Now, I am not aware of any successful organization that is devoid of risk consideration and I presume these same entities actively pursue opportunities but I would bet that many small ‘Mom and Pop Shops’ that only have limited risk management competencies.

There are always concerns with the product realization processes—project risk, design risk, manufacturing process risk, and shop floor control. Those of you who are familiar with other disciplines, Automotive, Medical, Aerospace or just have a basic knowledge of risk avoidance may be familiar with FEMA (Failure Mode Effects Analysis.) You can be sure that your auditor isand may be expecting to see how you have embraced this tool. But don’t make the mistake and FMEA(ing) everything – you won’t be compliant! FMEA only addresses negative risk, is for the most part, too subjective and will make your heads hurt.

Risk is seen as both a positive (opportunity) and a negative (loss) so it takes more than “one way to skin a cat” to fully realize this addition. ISO 31010 Risk Management – Risk assessment techniques, describes 30 or so of the most popular tools and how to use them. I highly recommend buying a copy to keep in your arsenal. It may be worth its weight in ‘Get Out of Jail Free’ cards.

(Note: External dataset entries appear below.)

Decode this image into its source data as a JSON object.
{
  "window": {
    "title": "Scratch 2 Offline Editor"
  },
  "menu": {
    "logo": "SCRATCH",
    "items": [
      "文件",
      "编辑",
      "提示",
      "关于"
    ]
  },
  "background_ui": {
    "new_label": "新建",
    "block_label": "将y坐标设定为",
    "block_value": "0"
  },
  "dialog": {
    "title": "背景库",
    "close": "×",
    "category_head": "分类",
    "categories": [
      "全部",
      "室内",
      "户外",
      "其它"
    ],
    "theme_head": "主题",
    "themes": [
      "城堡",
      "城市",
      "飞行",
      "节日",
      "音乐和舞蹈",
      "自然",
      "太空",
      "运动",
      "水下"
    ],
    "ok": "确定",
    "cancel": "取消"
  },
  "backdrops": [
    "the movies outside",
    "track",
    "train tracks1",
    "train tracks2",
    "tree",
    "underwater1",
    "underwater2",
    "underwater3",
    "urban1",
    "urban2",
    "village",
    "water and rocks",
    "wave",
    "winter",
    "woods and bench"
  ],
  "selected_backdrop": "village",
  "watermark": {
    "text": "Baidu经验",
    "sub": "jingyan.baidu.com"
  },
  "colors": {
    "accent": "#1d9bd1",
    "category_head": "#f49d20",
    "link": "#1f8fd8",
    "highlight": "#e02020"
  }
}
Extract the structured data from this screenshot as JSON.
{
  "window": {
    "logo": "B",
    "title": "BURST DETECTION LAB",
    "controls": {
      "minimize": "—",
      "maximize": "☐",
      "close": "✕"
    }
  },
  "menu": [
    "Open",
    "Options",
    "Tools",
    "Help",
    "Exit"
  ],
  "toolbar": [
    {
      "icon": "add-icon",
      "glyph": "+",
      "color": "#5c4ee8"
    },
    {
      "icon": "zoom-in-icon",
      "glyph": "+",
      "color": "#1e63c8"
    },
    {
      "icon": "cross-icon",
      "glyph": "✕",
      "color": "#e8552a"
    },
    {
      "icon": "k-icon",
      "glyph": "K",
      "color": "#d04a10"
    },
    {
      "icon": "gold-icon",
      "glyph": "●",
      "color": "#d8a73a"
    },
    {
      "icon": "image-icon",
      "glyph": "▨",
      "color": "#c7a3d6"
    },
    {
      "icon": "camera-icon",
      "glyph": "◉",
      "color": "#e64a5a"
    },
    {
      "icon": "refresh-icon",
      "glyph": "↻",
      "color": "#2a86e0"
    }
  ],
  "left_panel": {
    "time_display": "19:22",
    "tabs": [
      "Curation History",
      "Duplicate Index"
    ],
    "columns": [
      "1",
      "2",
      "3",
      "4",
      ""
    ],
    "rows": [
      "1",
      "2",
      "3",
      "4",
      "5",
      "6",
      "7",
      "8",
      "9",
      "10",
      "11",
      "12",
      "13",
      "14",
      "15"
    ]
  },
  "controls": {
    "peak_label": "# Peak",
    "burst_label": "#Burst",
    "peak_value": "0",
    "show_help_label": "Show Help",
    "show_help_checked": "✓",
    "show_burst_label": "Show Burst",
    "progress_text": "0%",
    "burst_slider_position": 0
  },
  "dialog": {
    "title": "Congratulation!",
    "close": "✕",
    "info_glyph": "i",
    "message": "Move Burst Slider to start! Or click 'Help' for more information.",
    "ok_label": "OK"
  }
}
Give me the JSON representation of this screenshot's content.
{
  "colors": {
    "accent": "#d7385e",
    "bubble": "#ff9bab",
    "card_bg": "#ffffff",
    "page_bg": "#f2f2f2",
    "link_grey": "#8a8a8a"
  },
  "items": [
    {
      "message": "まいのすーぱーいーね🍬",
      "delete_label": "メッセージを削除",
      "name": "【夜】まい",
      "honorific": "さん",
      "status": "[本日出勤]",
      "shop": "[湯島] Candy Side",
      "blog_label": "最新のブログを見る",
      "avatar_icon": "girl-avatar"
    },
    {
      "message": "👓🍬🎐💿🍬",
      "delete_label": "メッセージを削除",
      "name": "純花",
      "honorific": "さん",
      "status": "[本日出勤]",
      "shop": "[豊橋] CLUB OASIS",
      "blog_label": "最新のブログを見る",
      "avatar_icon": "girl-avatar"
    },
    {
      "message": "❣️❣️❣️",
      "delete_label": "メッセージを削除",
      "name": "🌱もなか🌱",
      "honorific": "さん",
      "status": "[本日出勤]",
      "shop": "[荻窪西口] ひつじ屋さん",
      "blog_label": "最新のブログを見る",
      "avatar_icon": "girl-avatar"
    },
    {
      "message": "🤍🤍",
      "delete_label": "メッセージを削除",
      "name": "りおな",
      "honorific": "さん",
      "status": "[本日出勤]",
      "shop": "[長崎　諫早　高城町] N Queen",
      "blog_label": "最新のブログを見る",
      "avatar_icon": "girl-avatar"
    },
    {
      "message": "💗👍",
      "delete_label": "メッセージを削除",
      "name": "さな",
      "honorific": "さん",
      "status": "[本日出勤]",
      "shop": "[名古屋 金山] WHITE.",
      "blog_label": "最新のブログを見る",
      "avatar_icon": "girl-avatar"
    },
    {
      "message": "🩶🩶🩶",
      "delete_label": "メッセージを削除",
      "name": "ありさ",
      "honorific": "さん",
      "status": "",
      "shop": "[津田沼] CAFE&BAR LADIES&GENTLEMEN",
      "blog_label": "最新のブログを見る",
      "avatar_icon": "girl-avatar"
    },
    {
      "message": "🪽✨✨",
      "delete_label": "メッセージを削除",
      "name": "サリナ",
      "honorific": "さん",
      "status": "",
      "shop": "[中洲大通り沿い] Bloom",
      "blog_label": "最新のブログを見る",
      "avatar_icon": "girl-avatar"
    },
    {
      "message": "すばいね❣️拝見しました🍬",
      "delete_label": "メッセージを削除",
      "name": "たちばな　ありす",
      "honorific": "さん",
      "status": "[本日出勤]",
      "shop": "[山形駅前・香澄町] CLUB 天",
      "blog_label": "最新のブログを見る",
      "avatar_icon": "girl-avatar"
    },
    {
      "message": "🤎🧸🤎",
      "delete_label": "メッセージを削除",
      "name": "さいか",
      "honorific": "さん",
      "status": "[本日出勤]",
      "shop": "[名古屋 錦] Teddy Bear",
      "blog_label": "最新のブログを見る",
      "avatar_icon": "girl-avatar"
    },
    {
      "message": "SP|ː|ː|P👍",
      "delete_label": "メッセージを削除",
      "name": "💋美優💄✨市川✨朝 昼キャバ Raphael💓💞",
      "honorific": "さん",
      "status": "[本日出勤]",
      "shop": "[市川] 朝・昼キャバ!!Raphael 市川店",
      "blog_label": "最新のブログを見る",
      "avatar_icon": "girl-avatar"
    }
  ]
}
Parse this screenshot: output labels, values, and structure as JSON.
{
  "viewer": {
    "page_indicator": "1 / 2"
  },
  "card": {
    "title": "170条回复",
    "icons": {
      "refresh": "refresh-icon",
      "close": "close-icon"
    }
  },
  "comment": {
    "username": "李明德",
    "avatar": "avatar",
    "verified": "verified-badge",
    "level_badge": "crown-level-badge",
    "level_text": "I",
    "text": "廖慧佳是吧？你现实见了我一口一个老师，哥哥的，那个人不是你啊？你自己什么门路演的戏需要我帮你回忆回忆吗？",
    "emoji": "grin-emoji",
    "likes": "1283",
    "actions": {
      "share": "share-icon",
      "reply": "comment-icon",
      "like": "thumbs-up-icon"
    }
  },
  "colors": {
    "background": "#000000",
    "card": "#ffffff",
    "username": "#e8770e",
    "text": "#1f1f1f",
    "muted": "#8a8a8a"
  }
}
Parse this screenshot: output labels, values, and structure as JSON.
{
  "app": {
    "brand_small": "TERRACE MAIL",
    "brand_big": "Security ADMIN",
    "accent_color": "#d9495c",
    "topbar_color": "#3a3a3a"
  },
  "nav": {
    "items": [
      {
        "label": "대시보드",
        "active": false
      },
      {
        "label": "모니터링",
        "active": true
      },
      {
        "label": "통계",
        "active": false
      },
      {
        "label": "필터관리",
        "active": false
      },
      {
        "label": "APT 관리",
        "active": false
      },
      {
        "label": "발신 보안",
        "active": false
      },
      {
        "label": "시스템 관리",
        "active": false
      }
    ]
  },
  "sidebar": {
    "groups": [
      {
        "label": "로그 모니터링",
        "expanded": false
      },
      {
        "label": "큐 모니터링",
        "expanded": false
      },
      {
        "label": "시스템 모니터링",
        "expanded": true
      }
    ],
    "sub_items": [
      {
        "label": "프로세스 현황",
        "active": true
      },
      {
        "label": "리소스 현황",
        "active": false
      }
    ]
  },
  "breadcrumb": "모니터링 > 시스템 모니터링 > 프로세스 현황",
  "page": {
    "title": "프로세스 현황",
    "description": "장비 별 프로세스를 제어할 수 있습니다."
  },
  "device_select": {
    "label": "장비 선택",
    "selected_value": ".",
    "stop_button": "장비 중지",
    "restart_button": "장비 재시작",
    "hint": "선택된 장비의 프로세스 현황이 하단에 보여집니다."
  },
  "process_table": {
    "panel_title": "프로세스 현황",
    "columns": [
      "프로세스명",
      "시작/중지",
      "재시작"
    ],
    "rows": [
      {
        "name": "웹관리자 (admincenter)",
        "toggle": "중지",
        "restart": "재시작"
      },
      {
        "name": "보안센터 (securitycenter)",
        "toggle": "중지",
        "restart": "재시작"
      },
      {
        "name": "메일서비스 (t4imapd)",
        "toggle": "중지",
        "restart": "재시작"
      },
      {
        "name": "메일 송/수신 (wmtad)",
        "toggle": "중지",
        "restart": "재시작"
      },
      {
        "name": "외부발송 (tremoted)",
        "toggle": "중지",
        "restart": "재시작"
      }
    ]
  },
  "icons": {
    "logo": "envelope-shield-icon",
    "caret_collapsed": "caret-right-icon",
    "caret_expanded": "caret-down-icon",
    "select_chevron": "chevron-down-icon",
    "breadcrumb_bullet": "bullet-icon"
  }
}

With ISO 9001:2015, organizations will also be required to rethink their process approach. In previous revisions, ISO 9001 only required procedures (which were defined as processes, although not very well) and did not use any language similar to ISO 9001’s process approach. Clause 4.4, now specifically uses the word “process.” This, along with the requirement that top management integrate quality management system (QMS) requirements into the organization’s business processes (per clause 5.1.1 c), means that companies must integrate these systems’ requirements into one process approach. This is an important element of the 2015 revision that’s not getting enough attention.

Although not presently a requirement, I predict that other important opportunities should be considered by organizations transitioning to ISO 9001:2015. I believe, integrating concepts (planting the seeds if you will) for “protecting the environment” ISO 14001 and social responsibility (sustainability) ISO 26000 into their QMS would be a wise move. This is especially important with the new IATF 16949:2016 standard that requires a code of conduct for ethics in environmental and social responsibility. Additionally, many organizations have sustainability standards and are being required by their customers to create social responsibility-related initiatives. This is an organization’s chance to integrate all their requirements and standards into one system. I also believe that requirements for Occupational Health & Safety ISO 45001 and Information Security ISO 27001 & 2 will eventually creep into the mix, but that’s farther down the road – maybe the 2022 or 2030 revisions.

We’ll continue with the specifics in Part 2